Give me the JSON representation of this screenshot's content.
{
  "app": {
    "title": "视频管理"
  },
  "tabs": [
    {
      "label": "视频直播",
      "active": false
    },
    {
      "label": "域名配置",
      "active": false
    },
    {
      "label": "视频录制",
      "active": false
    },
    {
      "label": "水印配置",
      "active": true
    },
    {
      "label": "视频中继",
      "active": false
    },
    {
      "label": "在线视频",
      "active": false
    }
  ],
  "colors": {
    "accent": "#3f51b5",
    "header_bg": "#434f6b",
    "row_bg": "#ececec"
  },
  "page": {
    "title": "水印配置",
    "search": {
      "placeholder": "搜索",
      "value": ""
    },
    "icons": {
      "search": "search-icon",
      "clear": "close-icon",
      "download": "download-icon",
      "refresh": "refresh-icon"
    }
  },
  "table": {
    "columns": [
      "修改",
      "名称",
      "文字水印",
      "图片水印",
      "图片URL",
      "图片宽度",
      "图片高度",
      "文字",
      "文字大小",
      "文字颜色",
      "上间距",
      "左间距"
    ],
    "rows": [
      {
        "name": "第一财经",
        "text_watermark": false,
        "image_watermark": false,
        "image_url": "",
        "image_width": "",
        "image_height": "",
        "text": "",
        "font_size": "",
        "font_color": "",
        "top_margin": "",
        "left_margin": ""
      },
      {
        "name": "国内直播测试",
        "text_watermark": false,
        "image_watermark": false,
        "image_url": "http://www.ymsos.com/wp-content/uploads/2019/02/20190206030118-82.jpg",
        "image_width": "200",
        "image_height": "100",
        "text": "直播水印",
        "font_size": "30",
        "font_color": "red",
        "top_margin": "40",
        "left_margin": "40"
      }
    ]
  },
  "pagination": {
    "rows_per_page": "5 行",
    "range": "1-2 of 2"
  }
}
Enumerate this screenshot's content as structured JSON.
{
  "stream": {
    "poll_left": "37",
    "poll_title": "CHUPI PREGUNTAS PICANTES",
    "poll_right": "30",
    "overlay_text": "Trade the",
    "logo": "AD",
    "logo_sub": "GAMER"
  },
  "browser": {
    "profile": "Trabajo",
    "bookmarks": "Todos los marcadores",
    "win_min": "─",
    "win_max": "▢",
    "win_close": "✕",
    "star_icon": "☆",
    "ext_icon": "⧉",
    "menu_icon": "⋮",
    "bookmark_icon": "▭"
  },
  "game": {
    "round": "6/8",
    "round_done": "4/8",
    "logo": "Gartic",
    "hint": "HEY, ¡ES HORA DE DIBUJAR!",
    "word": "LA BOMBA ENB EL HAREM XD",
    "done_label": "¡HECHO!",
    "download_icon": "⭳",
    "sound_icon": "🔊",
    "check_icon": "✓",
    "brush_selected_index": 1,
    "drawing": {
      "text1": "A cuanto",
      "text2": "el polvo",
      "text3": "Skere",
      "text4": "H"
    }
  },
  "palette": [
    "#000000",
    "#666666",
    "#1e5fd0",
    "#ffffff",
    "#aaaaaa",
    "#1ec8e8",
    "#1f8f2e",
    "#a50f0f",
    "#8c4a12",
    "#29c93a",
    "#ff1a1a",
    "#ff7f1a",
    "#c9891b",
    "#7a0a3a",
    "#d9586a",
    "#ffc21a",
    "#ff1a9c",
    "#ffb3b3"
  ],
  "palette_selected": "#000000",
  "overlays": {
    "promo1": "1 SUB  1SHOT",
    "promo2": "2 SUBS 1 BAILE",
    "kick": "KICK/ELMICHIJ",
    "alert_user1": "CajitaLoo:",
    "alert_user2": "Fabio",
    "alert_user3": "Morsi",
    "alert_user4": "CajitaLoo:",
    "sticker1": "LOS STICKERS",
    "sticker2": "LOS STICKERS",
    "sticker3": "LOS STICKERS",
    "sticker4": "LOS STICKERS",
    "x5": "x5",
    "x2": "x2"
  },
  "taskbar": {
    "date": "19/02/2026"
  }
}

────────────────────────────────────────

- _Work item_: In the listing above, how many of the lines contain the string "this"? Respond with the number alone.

- _Solution below_: 2